In addition to a lack of empathy, problems often stem from ignorance, Frese says. Rainer Marx, chairman of Offenbach’s Disability Advisory Council, also calls for more training and consideration of the needs of people with and without disabilities. “A lot of people don’t know that when you have a guide dog on duty, it’s considered a medical aid, not a dog,” he says. After all, no wheelchair user would be asked to leave their wheelchair in front of the door and then figure out how to get into the building somehow. “You have to understand that anyone who has a guide dog also depends on it,” Marks says.
According to federal law, no one with a disability should be worse off, medical assistance is allowed to participate in public life, exceptions must be clearly justified. However, there is a lot of ignorance about the situation for people who rely on service dogs. “This urgently needs to change,” says Frese.
Petting distracts from the auxiliary work
Assistance dogs are specially trained dogs that help people with disabilities,
Support disorders or illnesses in daily life. The most well-known is the guide dog for the blind, but there are other specializations: there are dogs trained for diabetes that can smell and show their owners’ blood sugar fluctuations, animals trained for epilepsy and narcolepsy, can bring medicine in emergencies and are trained to receive help.
For people with severe mobility impairments, guide dogs are trained to open and close doors, operate switches and help people undress. Less well known is a dog trained for the deaf, which points out the sources of noise. Assistance dogs must be approved by the health insurance company and trained for one and a half to three years. They stay with their humans for about six years before retiring.
When a service dog is on a leash, they are on alert and should not be talked to or petted, as this would distract them from their support role. Working assistance dogs are not considered animals, but medical aids and should not be banned from public spaces such as doctors’ offices, grocery stores, or museums. Today, on self-help day, information about guide dogs is provided in the pedestrian zone.
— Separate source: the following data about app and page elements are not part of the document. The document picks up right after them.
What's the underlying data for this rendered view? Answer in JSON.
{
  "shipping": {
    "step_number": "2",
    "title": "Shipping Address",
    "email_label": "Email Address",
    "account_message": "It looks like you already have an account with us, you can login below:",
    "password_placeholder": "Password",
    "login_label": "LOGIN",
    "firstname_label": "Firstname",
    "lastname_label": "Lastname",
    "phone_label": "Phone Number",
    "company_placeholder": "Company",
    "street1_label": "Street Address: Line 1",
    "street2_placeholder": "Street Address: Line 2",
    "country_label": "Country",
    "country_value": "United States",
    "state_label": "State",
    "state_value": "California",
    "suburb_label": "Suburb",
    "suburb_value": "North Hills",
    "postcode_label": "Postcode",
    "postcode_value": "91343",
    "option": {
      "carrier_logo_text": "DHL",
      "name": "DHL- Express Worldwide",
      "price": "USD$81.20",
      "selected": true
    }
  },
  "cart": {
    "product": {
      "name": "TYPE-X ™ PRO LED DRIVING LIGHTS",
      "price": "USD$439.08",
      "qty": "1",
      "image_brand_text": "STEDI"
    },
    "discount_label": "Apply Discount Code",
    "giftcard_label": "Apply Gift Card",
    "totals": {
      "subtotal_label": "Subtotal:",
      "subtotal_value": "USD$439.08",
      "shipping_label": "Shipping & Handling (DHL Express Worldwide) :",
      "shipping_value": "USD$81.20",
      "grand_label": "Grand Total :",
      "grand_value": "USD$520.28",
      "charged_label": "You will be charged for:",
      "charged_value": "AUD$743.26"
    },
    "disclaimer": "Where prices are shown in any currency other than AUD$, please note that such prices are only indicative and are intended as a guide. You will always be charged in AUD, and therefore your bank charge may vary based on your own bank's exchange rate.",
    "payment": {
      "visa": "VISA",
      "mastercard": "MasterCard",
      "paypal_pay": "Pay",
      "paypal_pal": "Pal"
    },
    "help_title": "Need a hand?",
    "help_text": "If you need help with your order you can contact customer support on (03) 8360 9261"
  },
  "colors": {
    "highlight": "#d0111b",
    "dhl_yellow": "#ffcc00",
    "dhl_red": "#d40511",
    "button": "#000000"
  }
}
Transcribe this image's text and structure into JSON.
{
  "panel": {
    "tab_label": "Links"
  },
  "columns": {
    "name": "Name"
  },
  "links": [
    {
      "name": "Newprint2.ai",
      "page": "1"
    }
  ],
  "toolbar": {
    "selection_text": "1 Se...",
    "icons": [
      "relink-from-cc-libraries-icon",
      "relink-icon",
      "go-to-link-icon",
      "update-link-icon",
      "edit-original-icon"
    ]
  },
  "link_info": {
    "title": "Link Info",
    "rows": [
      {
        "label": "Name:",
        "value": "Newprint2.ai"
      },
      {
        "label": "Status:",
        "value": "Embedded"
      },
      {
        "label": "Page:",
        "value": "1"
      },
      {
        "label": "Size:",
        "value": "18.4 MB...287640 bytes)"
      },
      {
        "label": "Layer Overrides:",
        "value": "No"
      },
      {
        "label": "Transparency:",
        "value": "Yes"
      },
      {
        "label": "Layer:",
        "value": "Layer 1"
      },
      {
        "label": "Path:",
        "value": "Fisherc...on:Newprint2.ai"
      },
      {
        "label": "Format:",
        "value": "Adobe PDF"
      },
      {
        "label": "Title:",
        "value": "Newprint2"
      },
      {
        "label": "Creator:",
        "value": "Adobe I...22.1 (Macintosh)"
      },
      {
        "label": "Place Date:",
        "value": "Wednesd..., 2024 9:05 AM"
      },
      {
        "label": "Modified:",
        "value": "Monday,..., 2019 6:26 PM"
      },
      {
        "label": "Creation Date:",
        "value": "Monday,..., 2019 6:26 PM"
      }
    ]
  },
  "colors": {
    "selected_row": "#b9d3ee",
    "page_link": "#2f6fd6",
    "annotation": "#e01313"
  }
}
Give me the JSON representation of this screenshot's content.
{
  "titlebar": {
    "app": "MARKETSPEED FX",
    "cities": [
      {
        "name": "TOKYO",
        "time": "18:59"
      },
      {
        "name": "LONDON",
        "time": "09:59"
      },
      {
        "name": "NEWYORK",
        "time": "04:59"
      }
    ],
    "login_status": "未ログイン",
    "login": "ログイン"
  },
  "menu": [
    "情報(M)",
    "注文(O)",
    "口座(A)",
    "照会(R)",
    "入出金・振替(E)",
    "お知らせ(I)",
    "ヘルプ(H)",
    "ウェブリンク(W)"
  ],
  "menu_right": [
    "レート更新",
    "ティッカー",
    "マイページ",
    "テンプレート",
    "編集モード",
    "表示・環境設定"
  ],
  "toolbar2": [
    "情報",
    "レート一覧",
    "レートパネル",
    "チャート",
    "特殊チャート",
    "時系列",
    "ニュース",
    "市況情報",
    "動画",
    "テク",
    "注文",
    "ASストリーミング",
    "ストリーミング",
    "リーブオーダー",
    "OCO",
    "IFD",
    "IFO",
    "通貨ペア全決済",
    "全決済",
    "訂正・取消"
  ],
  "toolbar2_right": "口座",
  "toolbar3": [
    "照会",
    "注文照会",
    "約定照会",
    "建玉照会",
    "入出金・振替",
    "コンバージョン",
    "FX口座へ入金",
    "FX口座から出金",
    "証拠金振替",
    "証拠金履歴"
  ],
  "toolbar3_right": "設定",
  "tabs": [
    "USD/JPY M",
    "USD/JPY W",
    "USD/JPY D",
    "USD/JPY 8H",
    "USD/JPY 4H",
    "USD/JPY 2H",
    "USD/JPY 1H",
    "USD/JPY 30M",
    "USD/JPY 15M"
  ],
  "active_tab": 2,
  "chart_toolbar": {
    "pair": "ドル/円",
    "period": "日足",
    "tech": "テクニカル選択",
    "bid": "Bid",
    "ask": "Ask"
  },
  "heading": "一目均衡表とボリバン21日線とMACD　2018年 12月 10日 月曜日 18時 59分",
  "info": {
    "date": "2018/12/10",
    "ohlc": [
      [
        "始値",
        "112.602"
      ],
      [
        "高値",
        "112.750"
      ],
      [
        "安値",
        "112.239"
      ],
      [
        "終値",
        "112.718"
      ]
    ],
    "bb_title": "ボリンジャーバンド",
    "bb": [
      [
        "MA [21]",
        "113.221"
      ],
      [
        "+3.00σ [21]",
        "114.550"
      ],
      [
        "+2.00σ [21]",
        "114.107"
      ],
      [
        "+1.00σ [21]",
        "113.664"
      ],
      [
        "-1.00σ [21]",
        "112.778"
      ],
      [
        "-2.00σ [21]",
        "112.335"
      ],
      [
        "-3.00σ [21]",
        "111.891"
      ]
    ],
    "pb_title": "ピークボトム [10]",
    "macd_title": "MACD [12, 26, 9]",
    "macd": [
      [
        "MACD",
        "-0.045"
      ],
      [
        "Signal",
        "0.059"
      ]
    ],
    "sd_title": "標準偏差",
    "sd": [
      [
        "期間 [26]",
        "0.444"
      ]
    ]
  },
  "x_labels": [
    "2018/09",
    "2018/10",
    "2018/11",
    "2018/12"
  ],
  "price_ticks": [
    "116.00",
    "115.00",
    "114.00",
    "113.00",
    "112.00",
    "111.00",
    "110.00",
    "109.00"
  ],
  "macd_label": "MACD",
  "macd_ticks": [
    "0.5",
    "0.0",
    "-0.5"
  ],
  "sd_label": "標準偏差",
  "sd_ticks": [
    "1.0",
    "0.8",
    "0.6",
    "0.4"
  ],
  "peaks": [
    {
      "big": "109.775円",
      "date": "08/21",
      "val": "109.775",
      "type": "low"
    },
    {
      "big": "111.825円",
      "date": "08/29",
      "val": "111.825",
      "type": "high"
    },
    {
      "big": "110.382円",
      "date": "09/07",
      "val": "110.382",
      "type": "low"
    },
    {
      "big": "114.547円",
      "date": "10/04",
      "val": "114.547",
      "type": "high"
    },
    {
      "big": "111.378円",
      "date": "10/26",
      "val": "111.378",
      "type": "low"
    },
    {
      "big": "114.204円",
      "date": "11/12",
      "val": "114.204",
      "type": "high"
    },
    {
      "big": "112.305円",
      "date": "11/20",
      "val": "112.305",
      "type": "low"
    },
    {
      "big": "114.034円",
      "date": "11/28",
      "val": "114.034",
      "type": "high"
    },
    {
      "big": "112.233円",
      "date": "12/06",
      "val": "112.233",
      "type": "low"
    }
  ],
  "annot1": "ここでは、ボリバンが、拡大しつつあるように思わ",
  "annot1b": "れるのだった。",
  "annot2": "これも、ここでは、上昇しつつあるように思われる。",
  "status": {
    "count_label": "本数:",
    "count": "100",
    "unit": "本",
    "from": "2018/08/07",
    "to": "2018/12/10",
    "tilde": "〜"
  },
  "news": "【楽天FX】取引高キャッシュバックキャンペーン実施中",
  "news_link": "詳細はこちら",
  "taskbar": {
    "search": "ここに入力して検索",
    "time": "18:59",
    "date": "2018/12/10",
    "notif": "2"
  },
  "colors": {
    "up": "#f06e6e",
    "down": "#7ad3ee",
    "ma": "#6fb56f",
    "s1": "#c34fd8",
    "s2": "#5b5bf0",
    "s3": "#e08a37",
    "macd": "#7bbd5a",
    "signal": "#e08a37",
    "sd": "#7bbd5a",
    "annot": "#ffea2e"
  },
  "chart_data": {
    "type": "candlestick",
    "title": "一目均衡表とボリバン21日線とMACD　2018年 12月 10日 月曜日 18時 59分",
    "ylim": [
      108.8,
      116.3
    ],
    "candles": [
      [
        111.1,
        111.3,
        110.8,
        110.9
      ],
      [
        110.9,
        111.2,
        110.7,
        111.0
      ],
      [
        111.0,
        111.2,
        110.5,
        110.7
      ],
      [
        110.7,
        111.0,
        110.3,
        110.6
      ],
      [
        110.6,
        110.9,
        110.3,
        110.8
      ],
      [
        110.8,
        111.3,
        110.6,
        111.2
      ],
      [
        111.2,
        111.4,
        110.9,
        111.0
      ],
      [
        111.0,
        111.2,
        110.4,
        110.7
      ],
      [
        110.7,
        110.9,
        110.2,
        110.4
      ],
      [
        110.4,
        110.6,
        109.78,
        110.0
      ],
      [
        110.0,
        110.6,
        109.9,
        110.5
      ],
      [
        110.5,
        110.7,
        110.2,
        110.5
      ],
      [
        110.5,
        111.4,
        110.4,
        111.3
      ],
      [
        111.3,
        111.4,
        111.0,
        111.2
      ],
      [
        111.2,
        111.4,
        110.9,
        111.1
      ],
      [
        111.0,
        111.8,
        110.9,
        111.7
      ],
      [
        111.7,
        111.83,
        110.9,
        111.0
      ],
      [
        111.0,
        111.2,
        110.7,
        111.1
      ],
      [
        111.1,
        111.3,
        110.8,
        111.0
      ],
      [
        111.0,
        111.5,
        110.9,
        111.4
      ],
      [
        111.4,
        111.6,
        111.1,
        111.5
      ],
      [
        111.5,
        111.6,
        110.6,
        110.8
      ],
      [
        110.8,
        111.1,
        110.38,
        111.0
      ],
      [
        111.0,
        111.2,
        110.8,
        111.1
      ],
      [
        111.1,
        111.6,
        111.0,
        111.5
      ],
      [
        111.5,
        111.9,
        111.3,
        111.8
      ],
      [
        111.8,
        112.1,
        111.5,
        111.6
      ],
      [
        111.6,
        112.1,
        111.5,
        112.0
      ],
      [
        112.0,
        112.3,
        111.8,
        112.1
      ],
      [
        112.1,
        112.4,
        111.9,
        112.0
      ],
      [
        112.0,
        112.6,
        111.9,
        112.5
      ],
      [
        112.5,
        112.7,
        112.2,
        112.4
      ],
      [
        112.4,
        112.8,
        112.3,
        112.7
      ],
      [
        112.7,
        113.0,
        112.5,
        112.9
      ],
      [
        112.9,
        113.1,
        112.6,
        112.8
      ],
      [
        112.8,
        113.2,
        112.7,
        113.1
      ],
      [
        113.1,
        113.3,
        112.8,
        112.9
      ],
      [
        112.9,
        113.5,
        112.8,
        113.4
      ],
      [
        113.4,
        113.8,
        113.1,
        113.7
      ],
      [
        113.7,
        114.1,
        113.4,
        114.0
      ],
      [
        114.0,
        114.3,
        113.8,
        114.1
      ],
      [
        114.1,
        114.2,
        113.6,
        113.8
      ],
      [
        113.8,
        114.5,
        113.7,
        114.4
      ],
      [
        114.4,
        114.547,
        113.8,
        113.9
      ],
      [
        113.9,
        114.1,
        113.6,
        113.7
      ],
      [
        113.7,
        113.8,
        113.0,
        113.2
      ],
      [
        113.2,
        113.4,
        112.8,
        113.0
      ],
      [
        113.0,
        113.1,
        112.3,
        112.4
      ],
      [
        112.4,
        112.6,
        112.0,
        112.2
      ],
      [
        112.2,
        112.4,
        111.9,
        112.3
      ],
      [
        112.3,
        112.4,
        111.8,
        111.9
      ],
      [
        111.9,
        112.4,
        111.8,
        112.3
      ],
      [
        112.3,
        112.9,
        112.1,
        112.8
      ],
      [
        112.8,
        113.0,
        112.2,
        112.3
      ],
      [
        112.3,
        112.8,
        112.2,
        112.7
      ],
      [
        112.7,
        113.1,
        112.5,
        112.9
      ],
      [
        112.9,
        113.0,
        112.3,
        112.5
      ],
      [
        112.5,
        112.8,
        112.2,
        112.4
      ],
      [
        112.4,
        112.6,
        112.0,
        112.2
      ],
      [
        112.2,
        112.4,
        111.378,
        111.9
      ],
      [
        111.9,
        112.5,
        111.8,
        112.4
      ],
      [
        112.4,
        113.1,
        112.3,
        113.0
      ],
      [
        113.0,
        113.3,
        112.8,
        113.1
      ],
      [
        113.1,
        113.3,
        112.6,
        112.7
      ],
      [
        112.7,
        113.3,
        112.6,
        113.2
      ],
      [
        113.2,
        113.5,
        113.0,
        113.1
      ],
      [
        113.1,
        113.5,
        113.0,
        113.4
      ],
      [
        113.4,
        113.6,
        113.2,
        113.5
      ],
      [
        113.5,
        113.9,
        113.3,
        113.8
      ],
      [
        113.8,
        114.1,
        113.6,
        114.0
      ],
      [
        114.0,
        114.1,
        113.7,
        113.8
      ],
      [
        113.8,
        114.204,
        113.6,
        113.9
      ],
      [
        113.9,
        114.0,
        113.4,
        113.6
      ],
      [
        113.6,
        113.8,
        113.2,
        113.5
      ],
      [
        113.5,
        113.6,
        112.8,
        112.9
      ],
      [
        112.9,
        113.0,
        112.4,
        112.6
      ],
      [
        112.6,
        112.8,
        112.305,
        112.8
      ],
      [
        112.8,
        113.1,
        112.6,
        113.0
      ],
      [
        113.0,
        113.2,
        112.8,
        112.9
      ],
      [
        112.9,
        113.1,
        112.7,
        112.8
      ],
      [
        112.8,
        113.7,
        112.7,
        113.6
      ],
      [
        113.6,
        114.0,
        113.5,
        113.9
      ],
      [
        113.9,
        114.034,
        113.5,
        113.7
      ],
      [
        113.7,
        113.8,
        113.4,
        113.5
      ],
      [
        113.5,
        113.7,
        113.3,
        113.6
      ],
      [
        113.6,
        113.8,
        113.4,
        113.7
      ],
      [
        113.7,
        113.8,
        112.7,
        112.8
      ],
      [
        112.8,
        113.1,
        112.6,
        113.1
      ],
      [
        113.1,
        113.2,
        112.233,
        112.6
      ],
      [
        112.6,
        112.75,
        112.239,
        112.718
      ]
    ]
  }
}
Information: ” pfotenpiloten.org
Discrimination against the disabled – the city council wants to improve the situation
The Disability Advisory Council wants to improve the situation of people with guide dogs in Offenbach. The aim is that Offenbach…